That’s the question researchers set out to answer in one of the largest investigations of childhood abuse and neglect and later-life health and well-being. The study, conducted by the Centers for Disease Control and Kaiser Permanente, is called the Adverse Childhood Experiences (ACEs) study.
Originally, the study included more than 17,000 Health Maintenance Organization members from Southern California who received physical exams. The members completed confidential surveys regarding their childhood experiences (abuse, neglect and family dysfunction including divorce, incarceration, substance abuse and mental health issues) and current health status and behaviors.
Researchers found that the effects of adverse childhood experiences hinder the formation of stable and healthy adult relationships.
Plus, those experiences increase the risk for:
Experiencing substance abuse;
Conversely, healthy relationships in the home, school and community nurture a child’s physical and emotional growth. In short, children need these types of relationships from birth forward in order to thrive and become productive adults.
According to the U.S. Department of Justice, a staggering 50 percent of the 73 million children living in the United States will experience violence, abuse, crime and psychological trauma before they turn 18.
The National Survey of Children’s Health, conducted by the U.S. National Center for Health Statistics, surveyed parents of 95,677 children age 17 and under. It asked whether their child had ever seen or heard “any parents, guardians or any other adults in the home slap, hit, kick, punch or beat each other up.” The exposure rate for children living with their two married biological parents was 19 out of every 1,000 children. For children living with a divorced or separated mother, the rate of exposure was seven times higher (144 children per 1,000). These comparisons are adjusted for differences across age, sex, race, family income, poverty status and parent’s education level.
In 2012, Tennessee conducted its own ACEs survey through the CDC to see how adverse childhood experiences affected the state’s general population. It found that about 42 percent of residents experienced two or more ACEs. And, 1 in 5 Tennesseeans has experienced at least three categories of ACEs. Emotional abuse, substance abuse and parental separation or divorce are the most common adverse experiences statewide.
There are many opportunities to learn about adverse childhood experiences and their impact on education, the workplace and our community.
In addition to learning how to help create safe and stable homes for children and recognize the signs of ACEs in adults, it’s crucial to discover how to promote healing for those who have been exposed to toxic stress.
Tennessee is launching one of the first comprehensive public policy shifts focused on prevention because preventing ACEs in young children before they experience ongoing “toxic stress” can actually lower taxpayer and community costs. Learning about the impact of ACEs can greatly benefit families, companies, nonprofits, agencies and other community and religious organizations.
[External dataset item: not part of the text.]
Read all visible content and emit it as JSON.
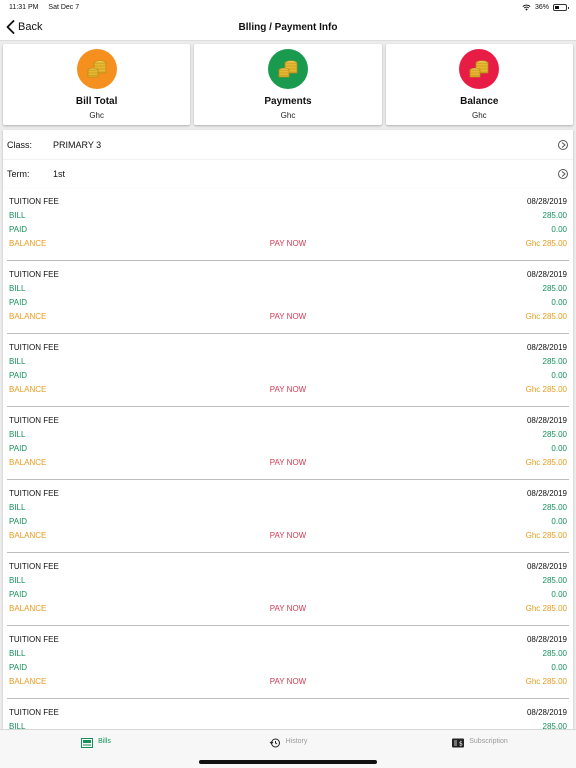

Since we are all responsible for the well-being of our community’s children, we can promote healthy child development together. For starters, we can help to create safe, stable, nurturing relationships and environments that kids need.